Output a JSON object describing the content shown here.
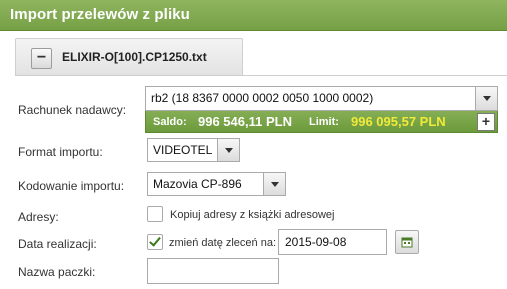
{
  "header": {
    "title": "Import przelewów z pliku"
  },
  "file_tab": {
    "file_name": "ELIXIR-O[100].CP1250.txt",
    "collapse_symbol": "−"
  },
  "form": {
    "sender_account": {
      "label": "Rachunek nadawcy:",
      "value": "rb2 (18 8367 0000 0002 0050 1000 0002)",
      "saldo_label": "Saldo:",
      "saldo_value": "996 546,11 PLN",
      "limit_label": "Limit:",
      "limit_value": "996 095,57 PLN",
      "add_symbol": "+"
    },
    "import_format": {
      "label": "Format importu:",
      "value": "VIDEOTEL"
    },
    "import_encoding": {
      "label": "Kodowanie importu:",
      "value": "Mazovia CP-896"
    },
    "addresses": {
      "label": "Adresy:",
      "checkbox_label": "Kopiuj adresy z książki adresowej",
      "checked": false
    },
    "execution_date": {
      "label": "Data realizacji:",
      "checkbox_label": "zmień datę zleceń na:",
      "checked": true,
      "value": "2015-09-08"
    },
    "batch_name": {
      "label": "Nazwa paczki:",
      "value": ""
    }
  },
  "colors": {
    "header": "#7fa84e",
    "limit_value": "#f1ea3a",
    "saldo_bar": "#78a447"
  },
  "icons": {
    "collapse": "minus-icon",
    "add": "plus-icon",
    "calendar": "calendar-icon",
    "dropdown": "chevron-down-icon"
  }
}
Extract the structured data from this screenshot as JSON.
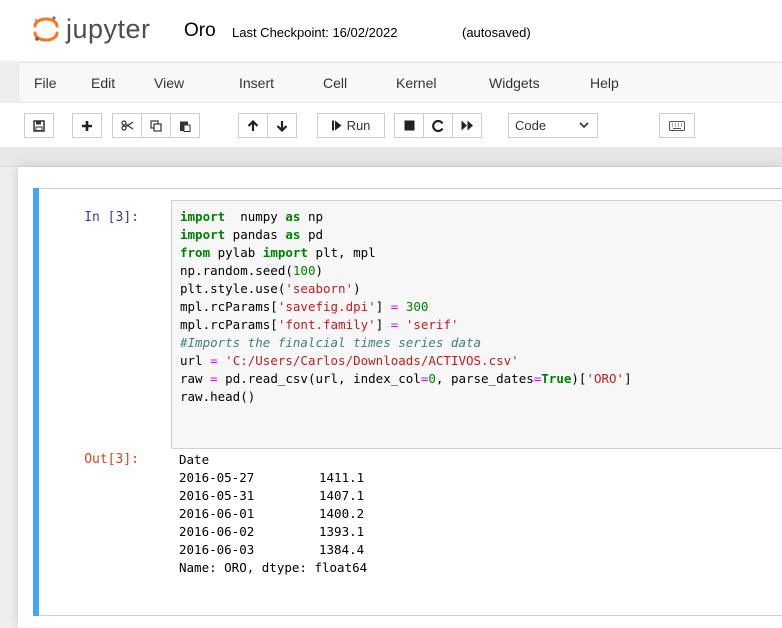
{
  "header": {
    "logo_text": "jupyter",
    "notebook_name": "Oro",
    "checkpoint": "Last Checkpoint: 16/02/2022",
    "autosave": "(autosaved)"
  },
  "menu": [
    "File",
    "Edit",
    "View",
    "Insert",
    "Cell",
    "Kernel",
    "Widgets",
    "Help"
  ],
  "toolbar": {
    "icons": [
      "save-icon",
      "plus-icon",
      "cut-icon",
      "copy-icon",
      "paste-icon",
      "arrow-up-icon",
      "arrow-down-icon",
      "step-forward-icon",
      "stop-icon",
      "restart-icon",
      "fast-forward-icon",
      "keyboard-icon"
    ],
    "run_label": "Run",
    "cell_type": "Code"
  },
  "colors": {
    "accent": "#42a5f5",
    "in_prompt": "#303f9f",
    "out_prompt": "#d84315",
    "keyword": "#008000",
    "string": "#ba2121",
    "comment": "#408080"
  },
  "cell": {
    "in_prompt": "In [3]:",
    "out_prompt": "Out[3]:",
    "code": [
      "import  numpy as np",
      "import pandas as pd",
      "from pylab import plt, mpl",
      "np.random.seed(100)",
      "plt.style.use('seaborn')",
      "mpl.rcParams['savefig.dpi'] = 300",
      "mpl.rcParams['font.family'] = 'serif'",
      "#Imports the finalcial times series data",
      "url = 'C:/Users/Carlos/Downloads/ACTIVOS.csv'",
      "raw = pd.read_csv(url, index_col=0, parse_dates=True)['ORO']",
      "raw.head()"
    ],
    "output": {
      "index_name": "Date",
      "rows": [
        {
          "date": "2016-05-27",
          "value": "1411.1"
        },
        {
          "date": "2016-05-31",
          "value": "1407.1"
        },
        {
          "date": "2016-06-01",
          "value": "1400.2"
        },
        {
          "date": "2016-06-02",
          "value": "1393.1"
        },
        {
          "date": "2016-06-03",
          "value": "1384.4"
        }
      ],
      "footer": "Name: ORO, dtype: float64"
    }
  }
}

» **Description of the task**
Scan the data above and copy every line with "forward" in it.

» **Result for this exercise**
      "step-forward-icon",
      "fast-forward-icon",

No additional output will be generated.